Close encounters of Jupiter and Saturn from 1901 to 2100(Note 7)
Date Angular distance between
Jupiter and Saturn at the minimum
1901 Nov. 29 0° 26' very close
1921 Sep. 10 0° 57'
1940 Aug. 7 1° 11'
1940 Oct. 20 1° 14' Both Jupiter and Saturn are
in retrograde motion
1941 Feb. 15 1° 17'
1961 Feb. 19 0° 14' very close
1980 Dec. 31 1° 03'
1981 Mar. 4 1° 03' Both Jupiter and Saturn are
in retrograde motion
1981 Jul. 24 1° 06'
2000 May 28 1° 09'
2020 Dec. 22 0° 06' "extra-close”
2040 Oct 31 1° 08'
2060 Apr. 8 1° 07'
2080 Mar. 15 0° 06' "extra-close”
2100 Sep. 19 1° 13'

(Note 5) Eight planets in the Solar System (Mercury, Venus, Earth, Mars, Jupiter, Saturn, Uranus, and Neptune in order of proximity to the Sun) orbit the Sun in the same direction.
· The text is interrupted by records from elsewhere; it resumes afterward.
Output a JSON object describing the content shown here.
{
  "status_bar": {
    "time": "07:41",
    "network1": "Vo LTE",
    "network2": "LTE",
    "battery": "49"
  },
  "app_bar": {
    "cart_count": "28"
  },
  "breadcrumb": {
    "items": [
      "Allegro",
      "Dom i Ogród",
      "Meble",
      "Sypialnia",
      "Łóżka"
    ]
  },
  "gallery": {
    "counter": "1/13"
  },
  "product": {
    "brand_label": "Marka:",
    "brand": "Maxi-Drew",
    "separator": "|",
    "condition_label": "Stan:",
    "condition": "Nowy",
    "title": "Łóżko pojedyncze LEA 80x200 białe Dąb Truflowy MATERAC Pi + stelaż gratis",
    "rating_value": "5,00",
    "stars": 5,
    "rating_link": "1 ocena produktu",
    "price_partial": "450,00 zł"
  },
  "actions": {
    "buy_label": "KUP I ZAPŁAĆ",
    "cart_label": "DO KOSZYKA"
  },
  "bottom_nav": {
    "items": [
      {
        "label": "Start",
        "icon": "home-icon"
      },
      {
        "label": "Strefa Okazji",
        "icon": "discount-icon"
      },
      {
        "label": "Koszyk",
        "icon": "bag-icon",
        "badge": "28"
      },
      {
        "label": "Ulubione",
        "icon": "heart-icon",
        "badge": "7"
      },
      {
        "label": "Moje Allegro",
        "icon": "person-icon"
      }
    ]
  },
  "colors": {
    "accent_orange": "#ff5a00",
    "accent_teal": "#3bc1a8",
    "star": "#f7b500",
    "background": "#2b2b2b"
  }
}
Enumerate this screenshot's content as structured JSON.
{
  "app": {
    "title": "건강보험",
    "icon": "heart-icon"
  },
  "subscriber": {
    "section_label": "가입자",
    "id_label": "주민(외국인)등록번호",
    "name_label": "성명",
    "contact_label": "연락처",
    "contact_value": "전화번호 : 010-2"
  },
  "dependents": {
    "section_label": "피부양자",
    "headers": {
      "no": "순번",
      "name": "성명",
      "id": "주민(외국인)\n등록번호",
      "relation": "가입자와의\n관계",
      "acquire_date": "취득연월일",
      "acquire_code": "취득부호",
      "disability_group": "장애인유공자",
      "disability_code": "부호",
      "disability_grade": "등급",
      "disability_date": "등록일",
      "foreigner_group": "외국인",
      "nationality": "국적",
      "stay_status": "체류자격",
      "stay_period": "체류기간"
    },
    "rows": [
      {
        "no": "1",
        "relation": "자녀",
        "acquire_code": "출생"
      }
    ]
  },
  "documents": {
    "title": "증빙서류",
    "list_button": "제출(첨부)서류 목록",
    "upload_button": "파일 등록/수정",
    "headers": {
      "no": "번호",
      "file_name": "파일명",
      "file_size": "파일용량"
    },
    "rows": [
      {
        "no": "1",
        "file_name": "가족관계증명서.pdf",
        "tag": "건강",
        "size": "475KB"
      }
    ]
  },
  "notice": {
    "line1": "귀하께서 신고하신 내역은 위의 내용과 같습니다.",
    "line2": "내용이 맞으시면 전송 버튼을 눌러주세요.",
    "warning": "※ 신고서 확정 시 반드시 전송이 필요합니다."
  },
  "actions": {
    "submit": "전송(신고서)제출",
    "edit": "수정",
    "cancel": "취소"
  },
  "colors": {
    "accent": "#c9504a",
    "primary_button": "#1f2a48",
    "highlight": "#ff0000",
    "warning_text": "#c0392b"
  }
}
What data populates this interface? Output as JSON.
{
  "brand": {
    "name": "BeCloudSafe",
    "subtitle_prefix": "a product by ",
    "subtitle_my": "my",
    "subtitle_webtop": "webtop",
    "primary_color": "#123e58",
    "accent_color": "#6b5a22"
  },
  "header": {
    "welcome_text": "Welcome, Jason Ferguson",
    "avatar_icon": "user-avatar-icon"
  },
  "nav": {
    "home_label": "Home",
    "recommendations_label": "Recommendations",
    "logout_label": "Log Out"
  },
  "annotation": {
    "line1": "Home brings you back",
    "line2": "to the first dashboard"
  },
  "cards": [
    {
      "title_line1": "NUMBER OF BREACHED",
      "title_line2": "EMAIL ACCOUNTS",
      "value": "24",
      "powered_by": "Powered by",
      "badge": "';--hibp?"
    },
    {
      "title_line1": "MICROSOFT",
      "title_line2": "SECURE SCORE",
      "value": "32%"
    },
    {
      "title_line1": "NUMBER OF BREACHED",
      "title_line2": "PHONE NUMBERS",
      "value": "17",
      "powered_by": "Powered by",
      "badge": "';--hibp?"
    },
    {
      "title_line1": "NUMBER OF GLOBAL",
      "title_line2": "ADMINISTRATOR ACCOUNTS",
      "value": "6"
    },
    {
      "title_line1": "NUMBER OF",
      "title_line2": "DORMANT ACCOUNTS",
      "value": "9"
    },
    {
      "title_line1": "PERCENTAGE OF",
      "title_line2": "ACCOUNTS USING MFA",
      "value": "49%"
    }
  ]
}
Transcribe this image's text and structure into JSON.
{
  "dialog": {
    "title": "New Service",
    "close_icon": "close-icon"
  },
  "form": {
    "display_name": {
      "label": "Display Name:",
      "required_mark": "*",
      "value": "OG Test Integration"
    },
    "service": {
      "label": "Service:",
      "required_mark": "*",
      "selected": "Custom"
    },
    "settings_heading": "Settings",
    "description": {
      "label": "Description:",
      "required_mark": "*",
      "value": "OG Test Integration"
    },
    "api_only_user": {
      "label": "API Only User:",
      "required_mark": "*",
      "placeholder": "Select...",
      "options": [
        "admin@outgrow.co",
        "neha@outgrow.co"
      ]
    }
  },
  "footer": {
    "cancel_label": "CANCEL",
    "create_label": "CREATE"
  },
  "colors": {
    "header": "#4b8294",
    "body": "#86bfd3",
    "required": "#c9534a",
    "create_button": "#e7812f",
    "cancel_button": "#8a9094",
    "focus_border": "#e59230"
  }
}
(Note 6) The earth moves faster than Jupiter and Saturn, and orbits the Sun in one year. When the Earth overtakes Jupiter or Saturn, it appears that Jupiter or Saturn move backwards (this is called retrograde motion). When viewed from Earth, the period and frequency of encounters of Jupiter and Saturn, and the approach between Jupiter and Saturn are complicated, in part, due to their retrograde motion.

(Note 7) The orbital inclinations of Jupiter and Saturn are about 1.3 degrees and about 2.5 degrees, respectively. Since the direction in which the orbit is tilted (longitude of the ascending node) is also similar, the angular distance between their orbits is no larger than about 1 degree.

(Note 8) The date of the closest approach is when observed from Tokyo (Japan). The numbers in the table are based on the calculation results by Stella Navigator 11.